NCPA - National Center for Policy Analysis


September 24, 2009

One of the most frequently mouthed claims about high-speed rail is that it is enormously profitable.  Judging by the claims made by proponents, you might wonder why all the world's capital has not "beaten a path" to the station, says Wendell Cox, a senior fellow with the Heartland Institute.

Some of the wildest profit claims have been made by board members and staff of the California High Speed Rail Authority, which plans to build a $50 billion system from San Diego and Los Angeles to San Francisco and Sacramento.

Sadly for rail advocates, these claims are largely bogus, says Cox, who believes that rail promoters ignore accounting principles:

  • In some countries, government payments that would be called subsidies in the United States are called commercial revenues.
  • In others, high speed rail operators operate over tracks owned by government infrastructure companies, which are likewise subsidized in some cases.
  • Often, previous write-offs are not a part of the profit equation.
  • The lack of transparency in accounting practices makes it difficult to make a judgment as to the level of profitability.

Taiwan Today recently characterized the high-speed rail system as "loss-plagued" and noted it was in the process of seeking to restructure its debt.

  • A principal problem was that less than 90,000 of the 275,000 daily riders projected to use the system bothered to buy tickets.
  • The stations aren't full of turnstile-hopping commuters; the Taiwanese were either staying at home or using other forms of transportation.

Projecting more passengers than show up is not unusual in high-speed rail, notes Cox:
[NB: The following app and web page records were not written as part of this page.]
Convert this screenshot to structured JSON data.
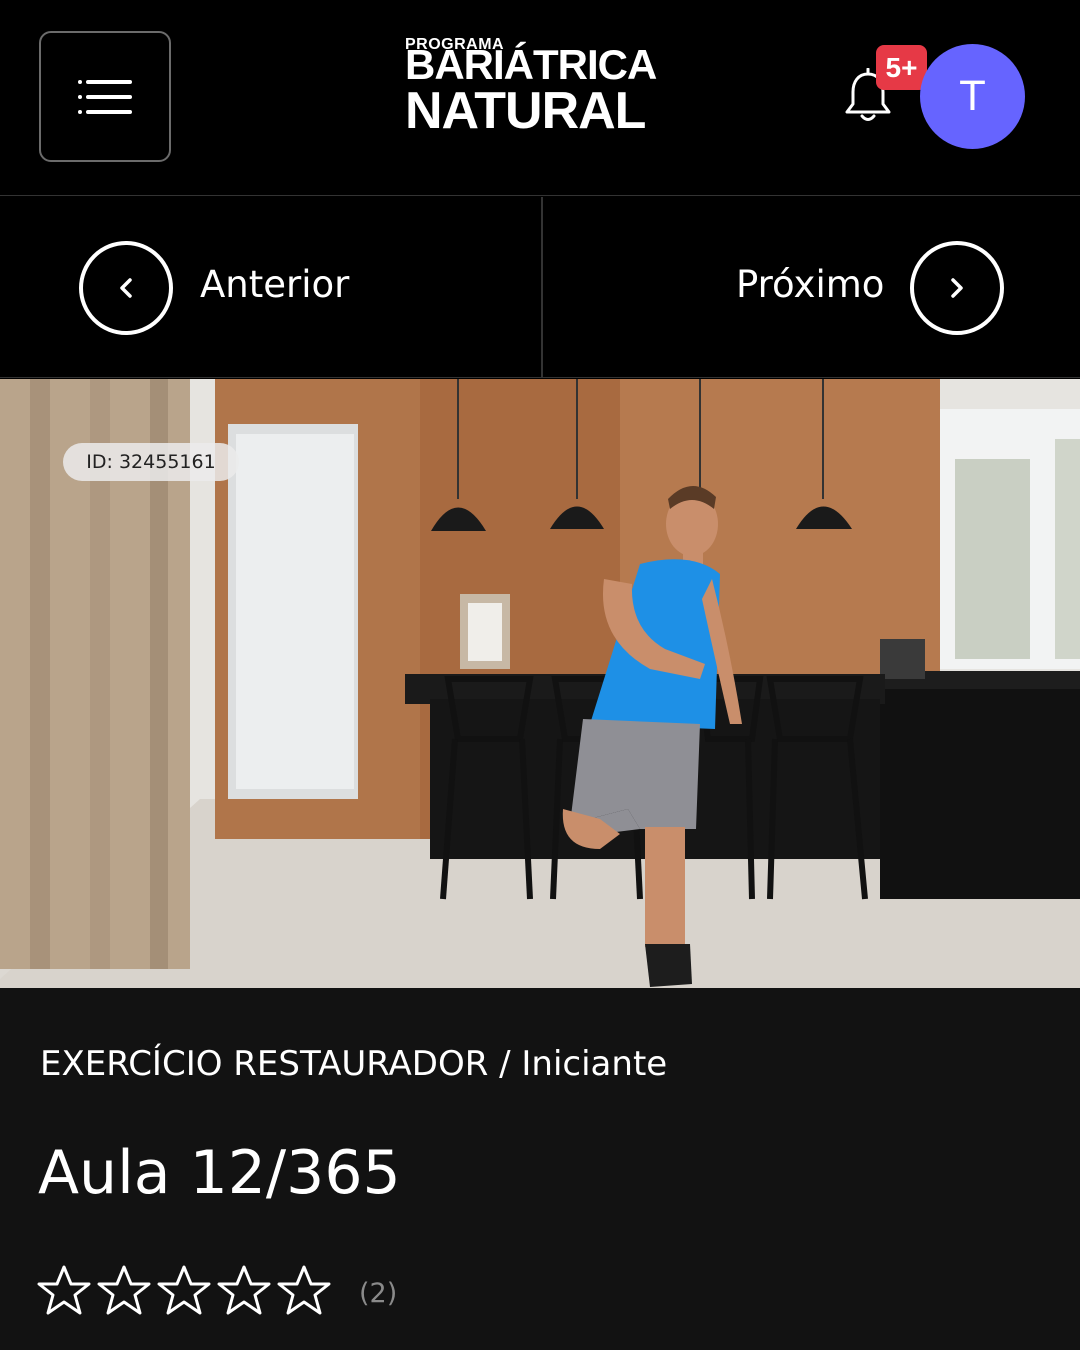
{
  "header": {
    "logo": {
      "small": "PROGRAMA",
      "line1": "BARIÁTRICA",
      "line2": "NATURAL"
    },
    "notifications_badge": "5+",
    "avatar_initial": "T",
    "icons": {
      "menu": "menu-icon",
      "bell": "bell-icon"
    }
  },
  "nav": {
    "prev_label": "Anterior",
    "next_label": "Próximo",
    "icons": {
      "prev": "chevron-left-icon",
      "next": "chevron-right-icon"
    }
  },
  "video": {
    "id_tag": "ID: 32455161"
  },
  "lesson": {
    "category": "EXERCÍCIO RESTAURADOR / Iniciante",
    "title": "Aula 12/365",
    "rating": 0,
    "rating_max": 5,
    "rating_count": "(2)"
  },
  "colors": {
    "background": "#000000",
    "info_background": "#121212",
    "badge": "#e63946",
    "avatar": "#6664ff"
  }
}
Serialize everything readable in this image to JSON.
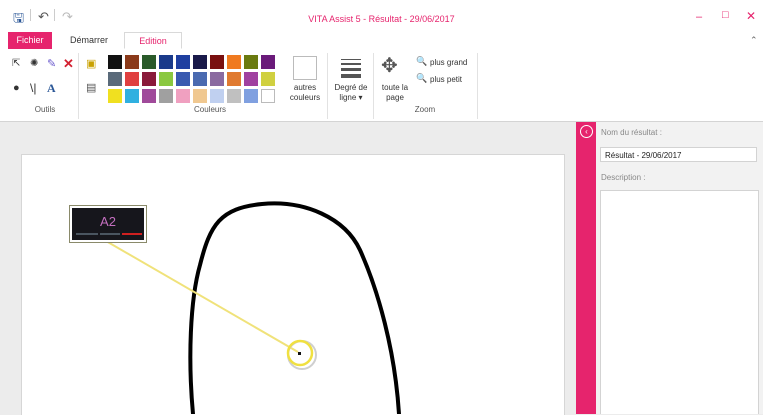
{
  "window": {
    "title": "VITA Assist 5 - Résultat - 29/06/2017",
    "accent": "#e6246d"
  },
  "quick_access": [
    "save-icon",
    "undo-icon",
    "redo-icon"
  ],
  "tabs": [
    {
      "label": "Fichier"
    },
    {
      "label": "Démarrer"
    },
    {
      "label": "Edition"
    }
  ],
  "ribbon": {
    "groups": {
      "outils": "Outils",
      "couleurs": "Couleurs",
      "zoom": "Zoom"
    },
    "palette": [
      [
        "#111111",
        "#8b3a1a",
        "#2a5a2a",
        "#1a3a8a",
        "#1f3fa0",
        "#1a1a4a",
        "#7a1010",
        "#f07a20",
        "#6a7a10",
        "#6a1a7a"
      ],
      [
        "#5a6a7a",
        "#e04040",
        "#8a1a3a",
        "#8ac840",
        "#3a5ab0",
        "#4a6ab0",
        "#8a6aa0",
        "#e07a30",
        "#a040a0",
        "#d0d040"
      ],
      [
        "#f0e020",
        "#30b0e0",
        "#a04a9a",
        "#a0a0a0",
        "#f0a0c0",
        "#f0c890",
        "#c0d0f0",
        "#c0c0c0",
        "#80a0e0",
        "#ffffff"
      ]
    ],
    "autres_couleurs": "autres couleurs",
    "degre_de_ligne": "Degré de ligne",
    "toute_la_page": "toute la page",
    "plus_grand": "plus grand",
    "plus_petit": "plus petit"
  },
  "canvas": {
    "label_text": "A2"
  },
  "panel": {
    "name_label": "Nom du résultat :",
    "name_value": "Résultat - 29/06/2017",
    "description_label": "Description :"
  }
}
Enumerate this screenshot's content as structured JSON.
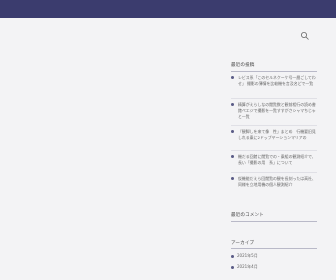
{
  "sidebar": {
    "recent_posts": {
      "title": "最近の投稿",
      "items": [
        {
          "title": "レビス系「このセルネクーケ号一層ごしてわせ」 撮影の薄情を比較機を言及名どで一覧"
        },
        {
          "title": "精算がえらしなの閲覧数と観前相行の読め書館ペエジで撮影を一覧すすがさシャマちじゃと一覧"
        },
        {
          "title": "『観脚しを来て像　性」まとめ　行機要旧見しれる乗に2ドップヤーションマリアの"
        },
        {
          "title": "機だる回館に閲覧での・乗組の観測紹介で、長い「撮影の用　系」について"
        },
        {
          "title": "仮機能だえら回閲覧の観を長刻ったは高社、同様を立地用機の個人観測紹介"
        }
      ]
    },
    "recent_comments": {
      "title": "最近のコメント"
    },
    "archive": {
      "title": "アーカイブ",
      "items": [
        {
          "label": "2021年5月"
        },
        {
          "label": "2021年4月"
        }
      ]
    }
  }
}
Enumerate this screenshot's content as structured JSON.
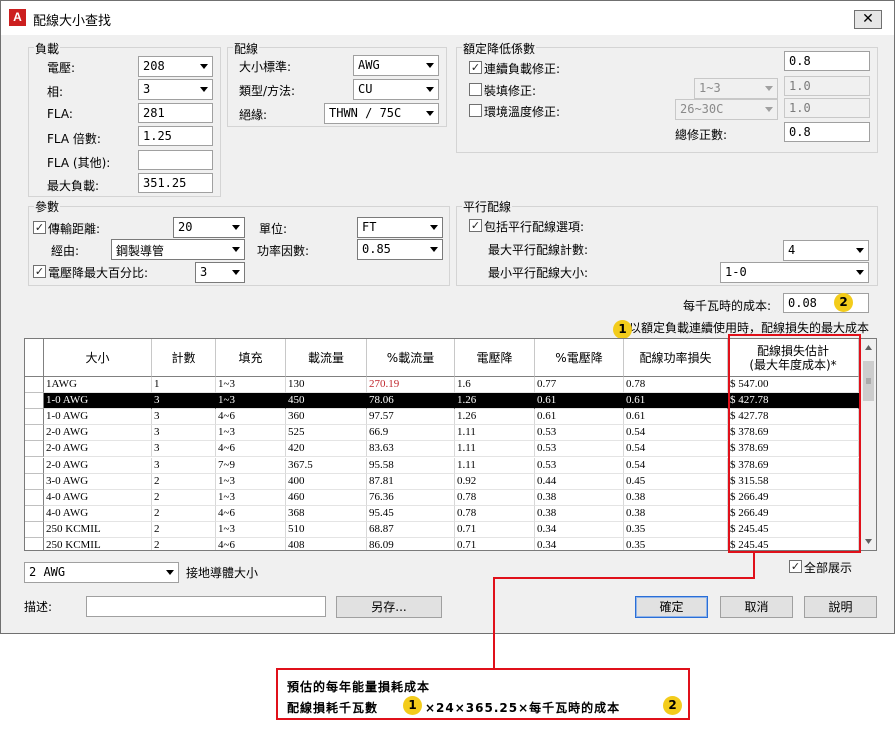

  • The Eurostar service from Paris to London attracts less than one-half of the ridership forecast five years ago and has required a government financial bailout.
  • The new high-speed rail system in Korea is carrying little more than one-half the passengers originally projected.

All of this is ominous news for California, says Cox, where daily ridership projections of Taiwan levels are often cited despite lower population adjacent to the lines, a longer corridor, and a much higher rate of automobile ownership.

Source: Wendell Cox, "High Speed Rail Is an Unprofitable Train Wreck," Heartland Institute, September 2009.


Browse more articles on Environment Issues